_Stored records:_

+ + + +

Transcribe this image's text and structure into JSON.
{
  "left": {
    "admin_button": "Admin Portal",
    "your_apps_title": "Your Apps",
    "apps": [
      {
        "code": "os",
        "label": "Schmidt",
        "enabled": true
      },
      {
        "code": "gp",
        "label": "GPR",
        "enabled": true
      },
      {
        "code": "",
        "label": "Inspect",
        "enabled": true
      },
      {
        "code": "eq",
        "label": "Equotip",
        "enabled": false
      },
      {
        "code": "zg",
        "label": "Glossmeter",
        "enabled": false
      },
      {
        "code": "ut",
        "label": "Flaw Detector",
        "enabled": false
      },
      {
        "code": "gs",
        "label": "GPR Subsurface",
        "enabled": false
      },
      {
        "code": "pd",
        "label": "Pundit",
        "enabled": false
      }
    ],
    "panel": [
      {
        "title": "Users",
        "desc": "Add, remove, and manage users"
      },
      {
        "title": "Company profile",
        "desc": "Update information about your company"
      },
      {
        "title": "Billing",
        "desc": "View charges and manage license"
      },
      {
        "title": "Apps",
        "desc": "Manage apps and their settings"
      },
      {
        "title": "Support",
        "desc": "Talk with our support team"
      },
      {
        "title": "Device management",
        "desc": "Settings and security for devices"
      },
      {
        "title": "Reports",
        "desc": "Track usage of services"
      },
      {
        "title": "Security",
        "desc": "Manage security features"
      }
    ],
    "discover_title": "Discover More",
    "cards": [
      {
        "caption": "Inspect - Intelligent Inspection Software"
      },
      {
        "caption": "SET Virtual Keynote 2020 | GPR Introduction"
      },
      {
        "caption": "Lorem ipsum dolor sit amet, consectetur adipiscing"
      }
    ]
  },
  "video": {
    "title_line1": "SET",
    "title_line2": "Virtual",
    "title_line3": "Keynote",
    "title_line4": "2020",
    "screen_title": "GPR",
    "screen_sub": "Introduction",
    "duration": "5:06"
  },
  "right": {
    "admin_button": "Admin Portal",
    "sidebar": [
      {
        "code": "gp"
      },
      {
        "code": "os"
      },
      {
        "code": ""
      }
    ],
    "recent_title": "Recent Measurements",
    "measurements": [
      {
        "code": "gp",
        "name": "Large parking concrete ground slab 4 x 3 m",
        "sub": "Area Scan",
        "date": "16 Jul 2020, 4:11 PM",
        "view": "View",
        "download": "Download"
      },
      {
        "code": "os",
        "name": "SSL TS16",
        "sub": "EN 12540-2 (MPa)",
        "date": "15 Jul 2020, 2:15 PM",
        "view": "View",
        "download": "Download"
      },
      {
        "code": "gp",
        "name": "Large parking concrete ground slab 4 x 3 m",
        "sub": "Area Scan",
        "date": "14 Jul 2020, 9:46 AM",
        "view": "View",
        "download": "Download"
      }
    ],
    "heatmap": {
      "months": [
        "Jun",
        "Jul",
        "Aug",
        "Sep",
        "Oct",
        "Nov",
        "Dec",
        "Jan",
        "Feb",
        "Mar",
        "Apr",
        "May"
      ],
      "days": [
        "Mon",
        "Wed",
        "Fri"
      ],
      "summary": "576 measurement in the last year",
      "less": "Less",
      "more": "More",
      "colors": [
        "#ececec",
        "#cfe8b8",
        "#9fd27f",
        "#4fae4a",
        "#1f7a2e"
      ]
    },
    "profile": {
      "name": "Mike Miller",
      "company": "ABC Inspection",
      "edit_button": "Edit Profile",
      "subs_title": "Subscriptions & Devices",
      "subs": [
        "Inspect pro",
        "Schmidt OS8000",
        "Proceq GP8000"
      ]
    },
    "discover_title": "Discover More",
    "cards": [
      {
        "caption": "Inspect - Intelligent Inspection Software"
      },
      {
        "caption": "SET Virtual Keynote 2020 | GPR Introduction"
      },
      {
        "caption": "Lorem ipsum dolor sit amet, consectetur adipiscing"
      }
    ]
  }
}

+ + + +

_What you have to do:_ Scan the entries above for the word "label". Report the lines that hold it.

_Written reply:_
        "label": "Schmidt",
        "label": "GPR",
        "label": "Inspect",
        "label": "Equotip",
        "label": "Glossmeter",
        "label": "Flaw Detector",
        "label": "GPR Subsurface",
        "label": "Pundit",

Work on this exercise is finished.